6 International justice – communitarian and cosmopolitan perspectives
The international level can be viewed as an arena of politics in its own right and not just as a context for states and other actors. If we think of the international world in this way, how should relations between states, and other actors on the international stage, be constructed? To what extent should those relations be regulated? We can ask whether relations between states, and states' policy making, should be dictated by allegedly universally shared human rights principles, or by other objectives such as national political or economic interest, regional interest, international peace or serving alliances with other like-minded states. A related consideration is whether relations between states should be driven by moral principles such as rights and justice, or by other legitimate interests?

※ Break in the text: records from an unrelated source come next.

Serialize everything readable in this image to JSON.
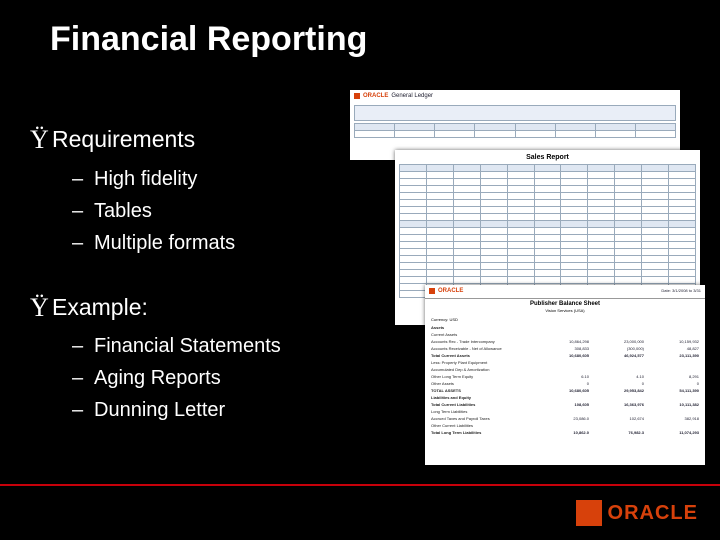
{
  "title": "Financial Reporting",
  "list": {
    "requirements": {
      "label": "Requirements",
      "items": [
        "High fidelity",
        "Tables",
        "Multiple formats"
      ]
    },
    "example": {
      "label": "Example:",
      "items": [
        "Financial Statements",
        "Aging Reports",
        "Dunning Letter"
      ]
    }
  },
  "brand": "ORACLE",
  "docs": {
    "d1_app": "General Ledger",
    "d2_title": "Sales Report",
    "d3_title": "Publisher Balance Sheet",
    "d3_sub": "Vision Services (USA)",
    "d3_date": "Date: 3/1/2008 to 3/31",
    "d3_currency": "Currency: USD",
    "d3_rows": [
      {
        "label": "Assets",
        "c1": "",
        "c2": "",
        "c3": ""
      },
      {
        "label": "Current Assets",
        "c1": "",
        "c2": "",
        "c3": ""
      },
      {
        "label": "Accounts Rec - Trade Intercompany",
        "c1": "10,864,298",
        "c2": "23,000,000",
        "c3": "10,159,932"
      },
      {
        "label": "Accounts Receivable - Net of Allowance",
        "c1": "308,833",
        "c2": "(300,000)",
        "c3": "48,827"
      },
      {
        "label": "Total Current Assets",
        "c1": "10,680,605",
        "c2": "46,924,577",
        "c3": "23,111,390"
      },
      {
        "label": "Less: Property Plant Equipment",
        "c1": "",
        "c2": "",
        "c3": ""
      },
      {
        "label": "Accumulated Dep & Amortization",
        "c1": "",
        "c2": "",
        "c3": ""
      },
      {
        "label": "Other Long Term Equity",
        "c1": "6.10",
        "c2": "4.10",
        "c3": "8,291"
      },
      {
        "label": "Other Assets",
        "c1": "0",
        "c2": "0",
        "c3": "0"
      },
      {
        "label": "TOTAL ASSETS",
        "c1": "10,680,605",
        "c2": "29,953,842",
        "c3": "54,111,390"
      },
      {
        "label": "Liabilities and Equity",
        "c1": "",
        "c2": "",
        "c3": ""
      },
      {
        "label": "Total Current Liabilities",
        "c1": "108,605",
        "c2": "16,363,976",
        "c3": "10,111,382"
      },
      {
        "label": "Long Term Liabilities",
        "c1": "",
        "c2": "",
        "c3": ""
      },
      {
        "label": "Accrued Taxes and Payroll Taxes",
        "c1": "23,086.0",
        "c2": "102,674",
        "c3": "382,918"
      },
      {
        "label": "Other Current Liabilities",
        "c1": "",
        "c2": "",
        "c3": ""
      },
      {
        "label": "Total Long Term Liabilities",
        "c1": "10,862.0",
        "c2": "76,982.3",
        "c3": "11,074,293"
      }
    ]
  }
}
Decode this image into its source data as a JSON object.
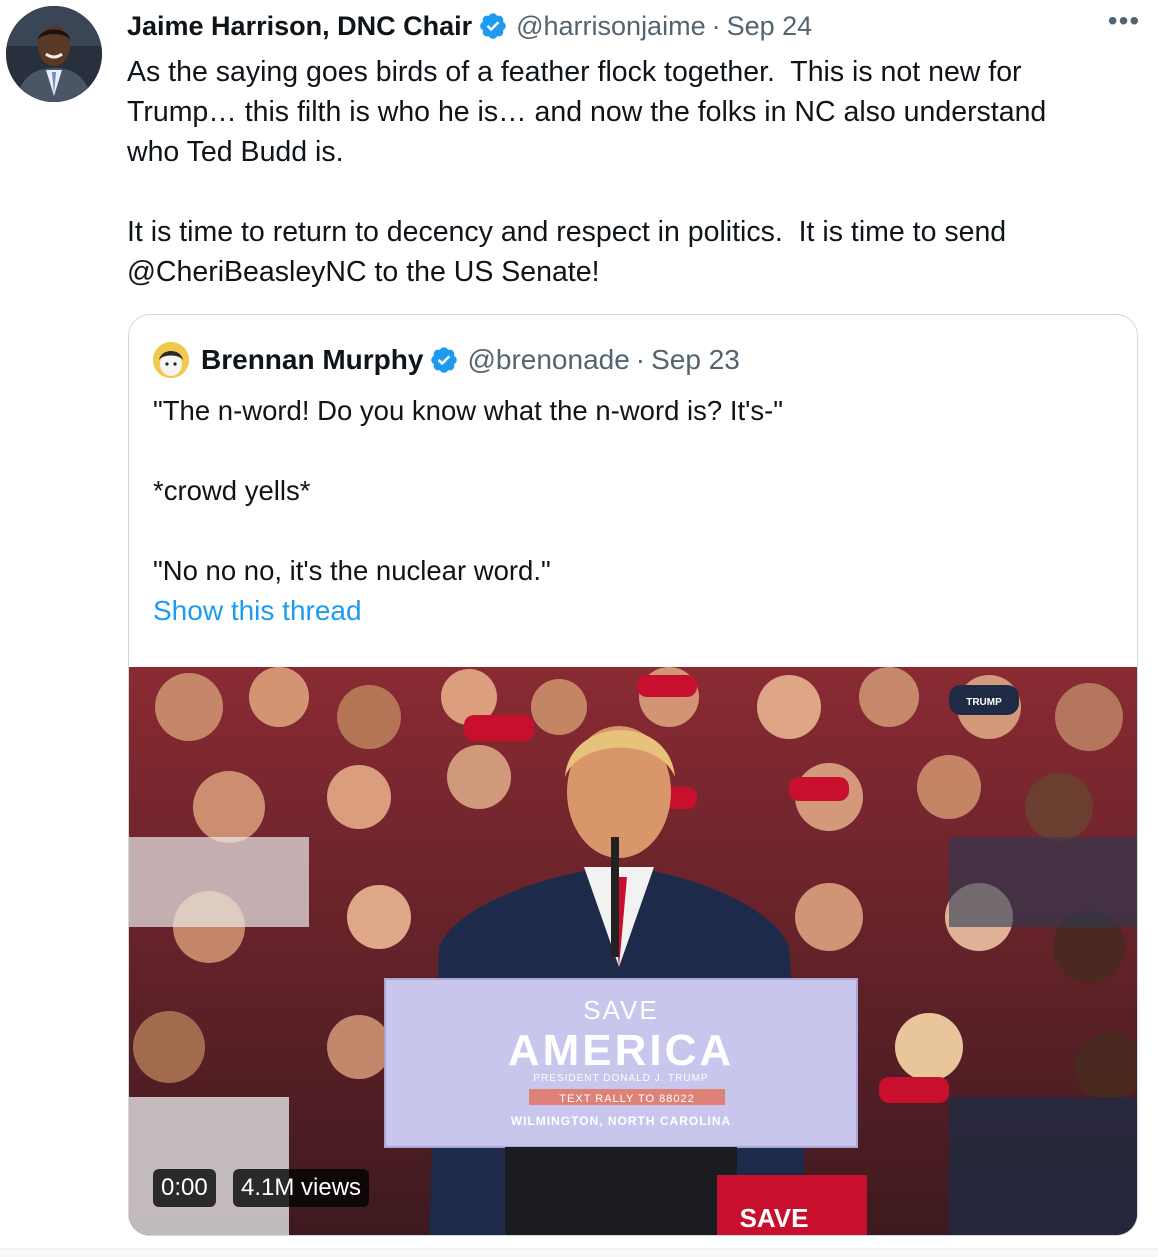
{
  "tweet": {
    "author_name": "Jaime Harrison, DNC Chair",
    "handle": "@harrisonjaime",
    "separator": "·",
    "date": "Sep 24",
    "more_label": "•••",
    "text": "As the saying goes birds of a feather flock together.  This is not new for\nTrump… this filth is who he is… and now the folks in NC also understand\nwho Ted Budd is.\n\nIt is time to return to decency and respect in politics.  It is time to send\n@CheriBeasleyNC to the US Senate!"
  },
  "quoted_tweet": {
    "author_name": "Brennan Murphy",
    "handle": "@brenonade",
    "separator": "·",
    "date": "Sep 23",
    "text": "\"The n-word! Do you know what the n-word is? It's-\"\n\n*crowd yells*\n\n\"No no no, it's the nuclear word.\"",
    "show_thread_label": "Show this thread",
    "video": {
      "time": "0:00",
      "views": "4.1M views",
      "podium_line1": "SAVE",
      "podium_line2": "AMERICA",
      "podium_line3": "PRESIDENT DONALD J. TRUMP",
      "podium_line4": "TEXT RALLY TO 88022",
      "podium_line5": "WILMINGTON, NORTH CAROLINA",
      "sign_text": "SAVE",
      "hat_text": "TRUMP"
    }
  },
  "colors": {
    "link": "#1d9bf0",
    "verified": "#1d9bf0",
    "secondary_text": "#536471",
    "border": "#cfd9de"
  },
  "icons": {
    "verified": "verified-badge-icon",
    "more": "more-options-icon"
  }
}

A distinction can be made between two different ways of understanding the role of states in international society: first, as ‘local agents of the common good’ in an order of (increasingly universally) shared notions of human rights; and second, as the embodiments and protectors of different cultures or civilisations in an inherently plural modus vivendi. The question is of more than academic interest, since how we think about the international sphere affects how real world actors operate in it. The debate between the communitarian position and the cosmopolitan position has developed as the primary way of structuring this issue and we will consider it further now. The communitarian/cosmopolitan debate takes a theoretical and normative approach to the role of rights and justice in different conceptions of the international realm.

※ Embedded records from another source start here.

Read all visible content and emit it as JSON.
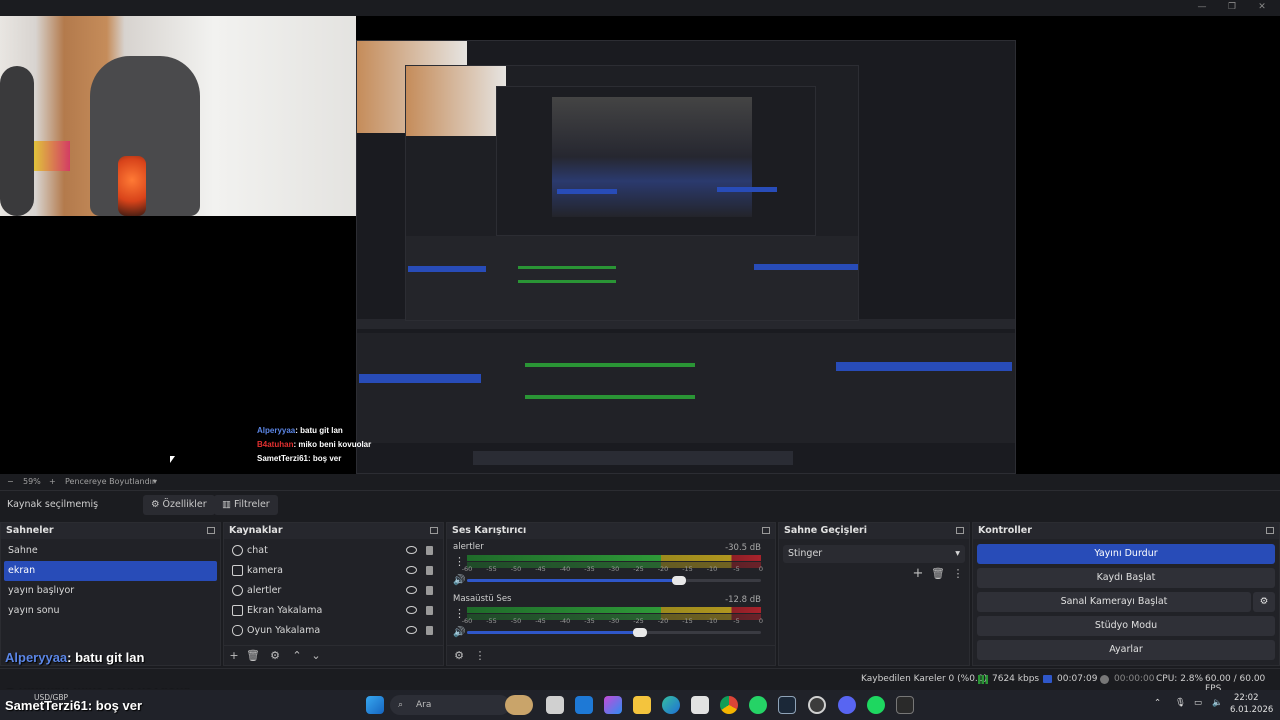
{
  "window": {
    "min_icon": "minimize-icon",
    "max_icon": "maximize-icon",
    "close_icon": "close-icon"
  },
  "preview": {
    "zoom": "59%",
    "zoom_minus": "−",
    "zoom_plus": "+",
    "fit_label": "Pencereye Boyutlandır"
  },
  "source_toolbar": {
    "no_source": "Kaynak seçilmemiş",
    "properties": "Özellikler",
    "filters": "Filtreler"
  },
  "scenes": {
    "title": "Sahneler",
    "items": [
      "Sahne",
      "ekran",
      "yayın başlıyor",
      "yayın sonu"
    ],
    "selected_index": 1
  },
  "sources": {
    "title": "Kaynaklar",
    "items": [
      {
        "name": "chat",
        "icon": "browser-icon"
      },
      {
        "name": "kamera",
        "icon": "camera-icon"
      },
      {
        "name": "alertler",
        "icon": "browser-icon"
      },
      {
        "name": "Ekran Yakalama",
        "icon": "monitor-icon"
      },
      {
        "name": "Oyun Yakalama",
        "icon": "gamepad-icon"
      }
    ]
  },
  "mixer": {
    "title": "Ses Karıştırıcı",
    "channels": [
      {
        "name": "alertler",
        "db": "-30.5 dB",
        "volume": 0.72
      },
      {
        "name": "Masaüstü Ses",
        "db": "-12.8 dB",
        "volume": 0.59
      }
    ],
    "ticks": [
      "-60",
      "-55",
      "-50",
      "-45",
      "-40",
      "-35",
      "-30",
      "-25",
      "-20",
      "-15",
      "-10",
      "-5",
      "0"
    ]
  },
  "transitions": {
    "title": "Sahne Geçişleri",
    "selected": "Stinger"
  },
  "controls": {
    "title": "Kontroller",
    "buttons": [
      "Yayını Durdur",
      "Kaydı Başlat",
      "Sanal Kamerayı Başlat",
      "Stüdyo Modu",
      "Ayarlar"
    ]
  },
  "chat": [
    {
      "user": "Alperyyaa",
      "msg": ": batu git lan"
    },
    {
      "user": "B4atuhan",
      "msg": ": miko beni kovuolar"
    },
    {
      "user": "SametTerzi61",
      "msg": ": boş ver"
    }
  ],
  "status": {
    "dropped": "Kaybedilen Kareler 0 (%0.0)",
    "bitrate": "7624 kbps",
    "stream_time": "00:07:09",
    "rec_time": "00:00:00",
    "cpu": "CPU: 2.8%",
    "fps": "60.00 / 60.00 FPS"
  },
  "taskbar": {
    "ticker": "USD/GBP",
    "search": "Ara",
    "time": "22:02",
    "date": "6.01.2026"
  },
  "colors": {
    "accent": "#284cb8",
    "bg": "#1b1c20",
    "panel": "#212227"
  }
}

This section will outline and compare the communitarian and cosmopolitan positions, and then introduce the understanding of rights found in each case, leading onto a discussion of two contrasting forms of international justice and intervention in the light of the two perspectives. While there are differences between advocates of communitarianism and among proponents of cosmopolitanism, the two viewpoints can be characterised as broad umbrella positions championing a particularist and state-centric perspective, and a universalist and global perspective respectively.

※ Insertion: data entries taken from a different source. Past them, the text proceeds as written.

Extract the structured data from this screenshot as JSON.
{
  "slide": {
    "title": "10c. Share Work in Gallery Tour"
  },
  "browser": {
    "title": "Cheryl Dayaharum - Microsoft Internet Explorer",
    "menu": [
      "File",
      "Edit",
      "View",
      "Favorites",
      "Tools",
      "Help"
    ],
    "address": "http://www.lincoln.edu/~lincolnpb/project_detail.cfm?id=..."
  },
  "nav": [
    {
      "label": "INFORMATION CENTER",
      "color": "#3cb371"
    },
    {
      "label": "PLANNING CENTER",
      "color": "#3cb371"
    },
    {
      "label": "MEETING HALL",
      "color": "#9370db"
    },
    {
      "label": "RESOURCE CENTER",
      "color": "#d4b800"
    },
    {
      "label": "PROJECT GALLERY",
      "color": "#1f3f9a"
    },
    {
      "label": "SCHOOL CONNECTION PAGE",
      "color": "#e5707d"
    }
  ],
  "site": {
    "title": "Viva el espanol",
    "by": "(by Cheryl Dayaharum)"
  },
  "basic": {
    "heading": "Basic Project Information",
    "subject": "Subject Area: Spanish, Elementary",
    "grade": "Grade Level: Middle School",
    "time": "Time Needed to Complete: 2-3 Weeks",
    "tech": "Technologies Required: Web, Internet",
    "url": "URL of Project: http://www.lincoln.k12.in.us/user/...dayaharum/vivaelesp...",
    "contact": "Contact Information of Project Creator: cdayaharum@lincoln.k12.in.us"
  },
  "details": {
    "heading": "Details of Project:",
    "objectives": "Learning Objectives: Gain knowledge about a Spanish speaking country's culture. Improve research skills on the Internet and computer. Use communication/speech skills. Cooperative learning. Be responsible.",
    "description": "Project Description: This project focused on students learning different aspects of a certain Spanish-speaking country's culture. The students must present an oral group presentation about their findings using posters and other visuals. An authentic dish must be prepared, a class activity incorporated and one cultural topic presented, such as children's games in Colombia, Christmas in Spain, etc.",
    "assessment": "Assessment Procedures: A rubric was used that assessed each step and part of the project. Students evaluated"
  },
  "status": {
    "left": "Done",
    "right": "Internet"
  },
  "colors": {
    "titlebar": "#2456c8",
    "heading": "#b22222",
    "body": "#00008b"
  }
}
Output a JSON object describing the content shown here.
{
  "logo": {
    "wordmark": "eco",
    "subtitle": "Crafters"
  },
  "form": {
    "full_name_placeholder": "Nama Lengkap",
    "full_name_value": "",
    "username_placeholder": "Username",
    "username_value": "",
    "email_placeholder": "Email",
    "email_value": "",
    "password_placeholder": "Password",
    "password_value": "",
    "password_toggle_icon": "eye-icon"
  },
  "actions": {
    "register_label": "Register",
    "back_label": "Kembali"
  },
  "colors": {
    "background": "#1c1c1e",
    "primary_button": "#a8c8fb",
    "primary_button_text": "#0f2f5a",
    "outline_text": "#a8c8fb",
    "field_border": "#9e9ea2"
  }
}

Section 6.2 will discuss theoretical and normative issues, while Section 6.3, Section 6.4 and Section 6.5 will consider how the two positions inform highly charged political debates on international distributive and retributive justice and the question of intervention. It should be clear that, in line with the critical view of rights adopted in this chapter, we think the communitarian case is the stronger one. However, we hope this sympathy will not lead us to be unjust to the cosmopolitan viewpoint.